Basically we experience a constant acceleration in our frame of reference relative to the Earth. Some energy source is accelerating the Earth (although we are magically shielded from this energy). The Earth is moving away from this source at near the speed of light, and the source does not observe any significant acceleration due to the force it exerts, but we relative to the Earth still feel an acceleration.
The only reason we would experience any acceleration at all is if the Earth is being accelerated by this source (the UA) and not us. To me this is the main problem with the UA, because it is really not "universal". It accelerates the Earth and the visible stars, but not anything else on the Earth that we can observe! Even when airplanes fly high into the atmosphere they experience gravitation the same and thus must still be shielded form this UA.

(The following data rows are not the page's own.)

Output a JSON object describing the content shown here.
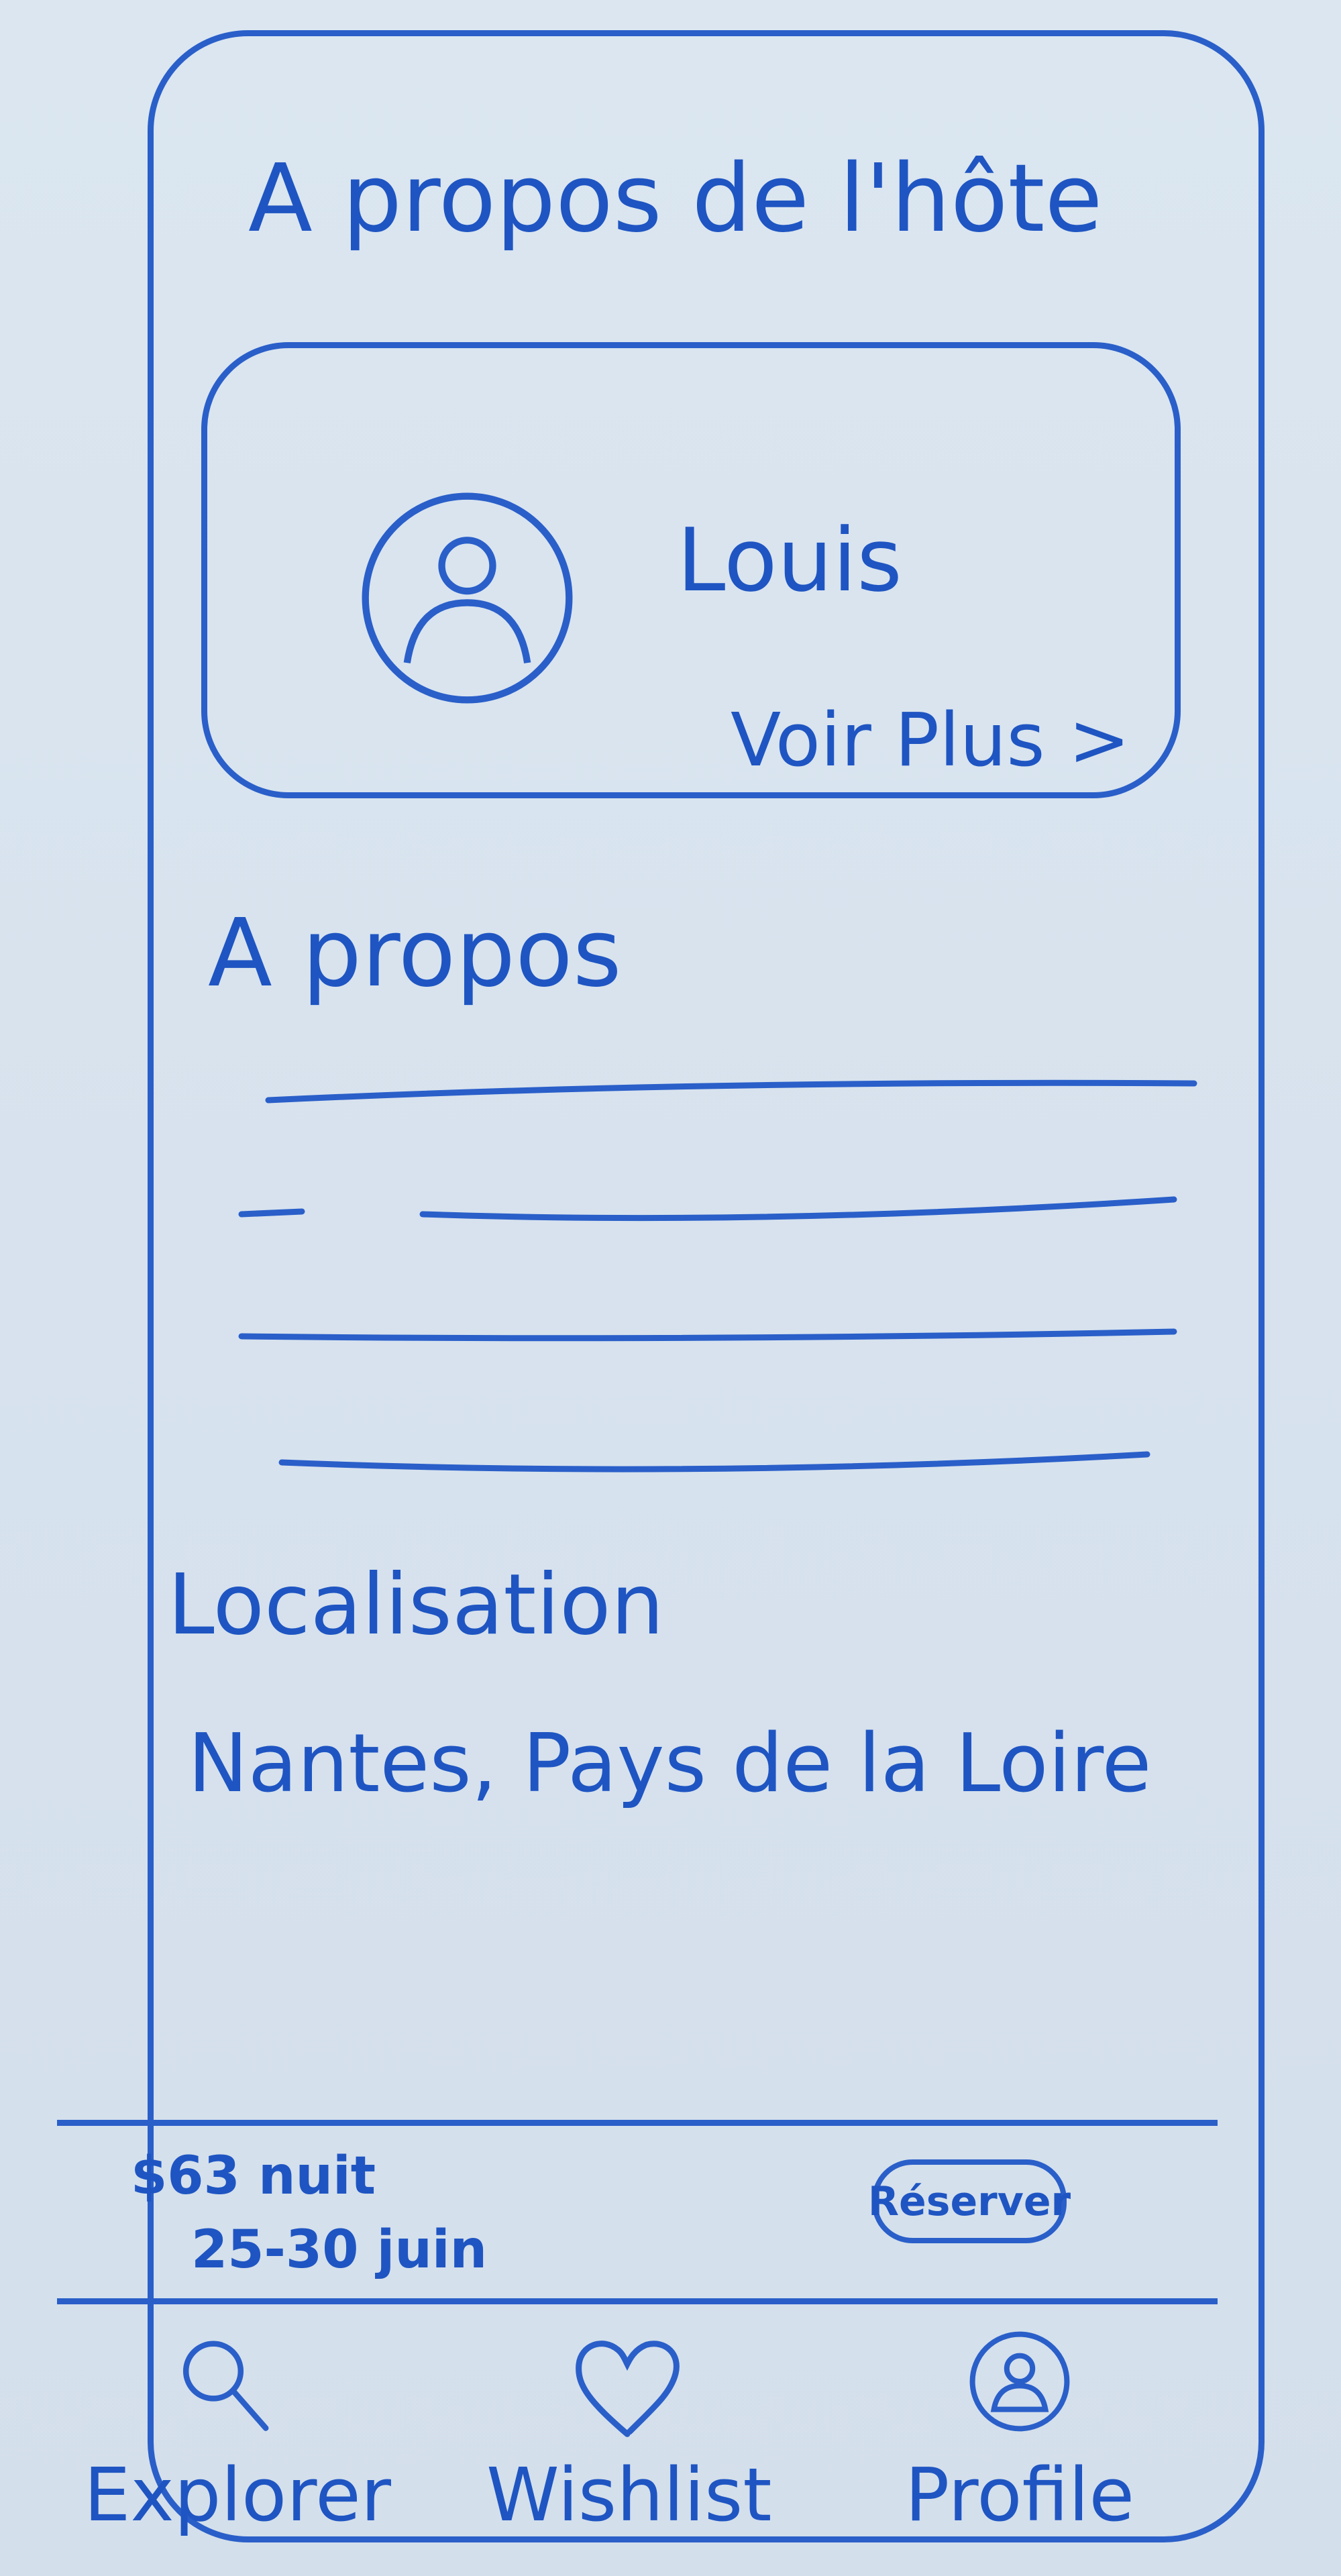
{
  "header": {
    "title": "A propos de l'hôte"
  },
  "host_card": {
    "name": "Louis",
    "see_more": "Voir Plus >",
    "avatar_icon": "user-avatar-icon"
  },
  "about": {
    "title": "A propos"
  },
  "location": {
    "title": "Localisation",
    "value": "Nantes, Pays de la Loire"
  },
  "booking": {
    "price": "$63 nuit",
    "dates": "25-30 juin",
    "reserve_label": "Réserver"
  },
  "tabs": [
    {
      "label": "Explorer",
      "icon": "search-icon"
    },
    {
      "label": "Wishlist",
      "icon": "heart-icon"
    },
    {
      "label": "Profile",
      "icon": "user-avatar-icon"
    }
  ],
  "colors": {
    "ink": "#1f55c2",
    "paper": "#d9e4ef"
  }
}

We can speculate that some semi-infinite energy source could be accelerating the Earth relative to some reference frame that we are moving away from at near the speed of light, this is in a way similar to the proposition of Dark Energy. The real kicker is the requirement that this dark energy be selective and ignore pretty much every other piece of relevant local matter around the Earth that we can observe, which kills its credibility.
Don't diss physics until you try it!